Simon Henig, leader of Durham County Council, said cutting the bus budget in County Durham had been unavoidable in the backdrop of severe cuts to local authorities.
He said following a consultation in 2011 funding for evening and weekend services had been scaled back to protect those operated during the day.
He added further cuts would make it harder to protect services.
Councils in other parts of the region, such as Darlington and Stockon, have cut funding for subsidised bus routes altogether.
“There has not been much of a reduction over the last few years, however, as with everything else, given the cuts that are being made by George Osborne that will become more and more difficult.”
Source – Newcastle Evening Chronicle, 13 Jan 2015
Councils are doing more to help unemployed people than the Government as data shows people are falling through the cracks.
The Local Government Association has made the claim as the North East shoulders the country’s highest unemployment rate (9.1%) and as its research shows there has been an alarming 28% increase in the number of unemployed not claiming benefits in the last 18 months.
> Is that because they’ve been sanctioned ?
It means that while Government data does not reveal the full extent of the problem, the LGA says local authorities are being left to pick up the pieces.
The LGA has praised North East councils for working with employers, charities and voluntary groups, schools, colleges and housing associations, and says schemes are offering one-to-one mentoring, training, work placements and apprenticeships at a crucial time.
LGA chairman David Sparks said the capacity for councils to play this role, however, is under threat as all parties eye further cuts.
“Unemployment is falling, but the headlines hide the plight of our most vulnerable residents who are falling through the cracks.

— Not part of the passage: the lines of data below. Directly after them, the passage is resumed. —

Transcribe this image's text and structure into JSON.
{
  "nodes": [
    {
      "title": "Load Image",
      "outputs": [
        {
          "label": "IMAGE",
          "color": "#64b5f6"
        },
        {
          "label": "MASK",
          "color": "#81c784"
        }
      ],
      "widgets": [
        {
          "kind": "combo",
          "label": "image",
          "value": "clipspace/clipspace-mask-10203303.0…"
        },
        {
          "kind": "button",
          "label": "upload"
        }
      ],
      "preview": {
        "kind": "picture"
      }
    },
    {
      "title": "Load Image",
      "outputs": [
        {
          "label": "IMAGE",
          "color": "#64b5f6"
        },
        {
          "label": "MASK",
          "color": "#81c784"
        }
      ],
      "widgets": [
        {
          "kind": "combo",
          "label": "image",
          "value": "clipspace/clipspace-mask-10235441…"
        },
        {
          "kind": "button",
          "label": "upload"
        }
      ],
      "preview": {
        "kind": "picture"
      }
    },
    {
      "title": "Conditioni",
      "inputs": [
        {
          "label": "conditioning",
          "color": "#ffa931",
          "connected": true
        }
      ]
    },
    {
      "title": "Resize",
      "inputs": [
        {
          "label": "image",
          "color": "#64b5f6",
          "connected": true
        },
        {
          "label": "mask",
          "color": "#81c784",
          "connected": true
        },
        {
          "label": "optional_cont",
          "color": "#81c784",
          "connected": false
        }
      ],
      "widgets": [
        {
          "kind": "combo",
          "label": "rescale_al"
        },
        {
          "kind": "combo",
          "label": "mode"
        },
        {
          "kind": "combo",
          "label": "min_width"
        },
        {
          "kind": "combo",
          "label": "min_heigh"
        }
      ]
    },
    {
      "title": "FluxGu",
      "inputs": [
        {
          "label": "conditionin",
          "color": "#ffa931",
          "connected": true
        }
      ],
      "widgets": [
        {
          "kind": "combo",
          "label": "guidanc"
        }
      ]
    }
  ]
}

Too many are let down by national job schemes which are unable to identify or help them because they have not signed on at their local Jobcentre Plus.

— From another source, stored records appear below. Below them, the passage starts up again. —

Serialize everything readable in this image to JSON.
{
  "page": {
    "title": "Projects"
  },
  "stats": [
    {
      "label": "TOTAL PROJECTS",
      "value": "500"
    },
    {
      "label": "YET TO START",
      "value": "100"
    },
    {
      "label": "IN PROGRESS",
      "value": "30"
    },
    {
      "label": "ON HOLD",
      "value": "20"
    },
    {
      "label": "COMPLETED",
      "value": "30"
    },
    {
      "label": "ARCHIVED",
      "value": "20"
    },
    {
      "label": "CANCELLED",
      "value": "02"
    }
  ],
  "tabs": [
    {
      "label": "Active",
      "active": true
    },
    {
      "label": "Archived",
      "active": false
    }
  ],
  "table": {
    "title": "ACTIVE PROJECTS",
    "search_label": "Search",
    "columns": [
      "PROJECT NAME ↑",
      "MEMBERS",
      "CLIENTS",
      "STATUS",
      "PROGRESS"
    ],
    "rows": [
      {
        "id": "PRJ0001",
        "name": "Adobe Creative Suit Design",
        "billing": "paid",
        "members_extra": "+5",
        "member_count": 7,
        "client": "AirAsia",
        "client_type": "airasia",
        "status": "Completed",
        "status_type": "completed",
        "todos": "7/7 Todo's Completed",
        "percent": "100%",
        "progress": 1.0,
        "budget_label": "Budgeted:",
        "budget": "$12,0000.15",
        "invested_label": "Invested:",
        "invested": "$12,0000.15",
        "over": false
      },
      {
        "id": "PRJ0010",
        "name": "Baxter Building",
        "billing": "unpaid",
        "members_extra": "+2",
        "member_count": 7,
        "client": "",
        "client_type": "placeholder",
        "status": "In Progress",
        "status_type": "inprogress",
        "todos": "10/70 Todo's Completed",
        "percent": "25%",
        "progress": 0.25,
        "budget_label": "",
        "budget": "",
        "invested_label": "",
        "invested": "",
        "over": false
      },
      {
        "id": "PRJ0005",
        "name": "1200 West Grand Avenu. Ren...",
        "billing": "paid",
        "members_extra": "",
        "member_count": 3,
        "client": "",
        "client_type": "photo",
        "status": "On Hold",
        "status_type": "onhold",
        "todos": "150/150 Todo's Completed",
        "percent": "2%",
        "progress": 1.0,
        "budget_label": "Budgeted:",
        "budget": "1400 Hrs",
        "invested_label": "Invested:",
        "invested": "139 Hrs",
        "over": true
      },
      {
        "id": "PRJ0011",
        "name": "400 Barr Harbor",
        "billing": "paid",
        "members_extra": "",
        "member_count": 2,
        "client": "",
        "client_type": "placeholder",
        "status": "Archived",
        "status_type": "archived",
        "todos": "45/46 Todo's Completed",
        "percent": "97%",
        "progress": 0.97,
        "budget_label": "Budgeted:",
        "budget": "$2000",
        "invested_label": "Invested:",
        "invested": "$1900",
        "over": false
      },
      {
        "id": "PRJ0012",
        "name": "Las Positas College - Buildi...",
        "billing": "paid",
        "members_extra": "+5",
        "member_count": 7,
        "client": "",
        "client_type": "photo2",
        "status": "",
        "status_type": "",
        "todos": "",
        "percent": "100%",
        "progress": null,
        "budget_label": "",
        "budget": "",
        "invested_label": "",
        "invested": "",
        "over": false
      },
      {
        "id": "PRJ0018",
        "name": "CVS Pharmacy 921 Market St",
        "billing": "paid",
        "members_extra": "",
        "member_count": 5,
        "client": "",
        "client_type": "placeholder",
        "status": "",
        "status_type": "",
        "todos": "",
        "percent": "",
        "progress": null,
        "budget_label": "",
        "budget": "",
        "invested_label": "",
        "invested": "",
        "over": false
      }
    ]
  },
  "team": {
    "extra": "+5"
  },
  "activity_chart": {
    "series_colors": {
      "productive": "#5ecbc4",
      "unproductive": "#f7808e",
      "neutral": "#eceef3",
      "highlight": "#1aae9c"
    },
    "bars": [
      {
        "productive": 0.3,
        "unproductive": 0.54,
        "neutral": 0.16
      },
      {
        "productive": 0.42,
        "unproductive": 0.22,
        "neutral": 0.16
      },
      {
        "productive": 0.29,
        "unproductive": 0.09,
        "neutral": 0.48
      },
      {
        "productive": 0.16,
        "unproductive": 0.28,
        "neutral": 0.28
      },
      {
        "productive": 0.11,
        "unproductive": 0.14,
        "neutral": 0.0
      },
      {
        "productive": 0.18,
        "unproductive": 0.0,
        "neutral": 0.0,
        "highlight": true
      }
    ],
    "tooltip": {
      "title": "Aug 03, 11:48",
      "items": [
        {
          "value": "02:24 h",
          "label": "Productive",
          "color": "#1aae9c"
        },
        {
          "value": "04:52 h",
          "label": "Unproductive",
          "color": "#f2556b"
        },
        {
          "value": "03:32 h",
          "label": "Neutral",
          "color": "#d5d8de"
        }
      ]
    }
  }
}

“Councils across the country are desperate to ensure no-one is left behind and have sought to support those being forgotten by these national services by using their local knowledge, expertise and connections with local organisations and services to target their hardest to reach residents.”
Council leaders say national schemes aim to simply shift people from the benefits queue and that approach is damaging for some of the most vulnerable, such as young or disabled people.
Leader of Newcastle City Council, Councillor Nick Forbes, said the news was more evidence that the Government must devolve more powers to the North East.
“The Government are more interested in getting people off benefits than getting them into work. The reality is the jobs that are being created are in most cases, part-time, low wage and zero contract hours.
“Local authorities are having much more success in helping people into jobs and training than Government because they have a better understanding of what is happening in their area.”
Councillor Iain Malcolm, leader of South Tyneside Council said:
“The national approach is to move people off the benefits register as quickly as possible, but sometimes this can be to the detriment of more vulnerable residents and can exacerbate their situation if they take the first job that comes along and they are not ready to work.
“Our approach has been to offer residents constructive and comprehensive advice and support to help them back into work at the right time for them and the employer. In partnership with employers, we have designed initiatives to support jobs and apprenticeship creation this has created over 400 new jobs apprenticeships over the past three years.
“Although there have been national schemes offering wage subsidies, feedback from our employers showed that the schemes were too difficult to access due to a vast amount of eligibility criteria.
“We have taken the time to understand the barriers that our residents face when looking to go back into employment and then commissioned community learning programmes that will address those issues, such as literacy and numeracy programmes and support to help residents gain IT and money management skills.”
Source – Newcastle Evening Chronicle, 14 Jan 2015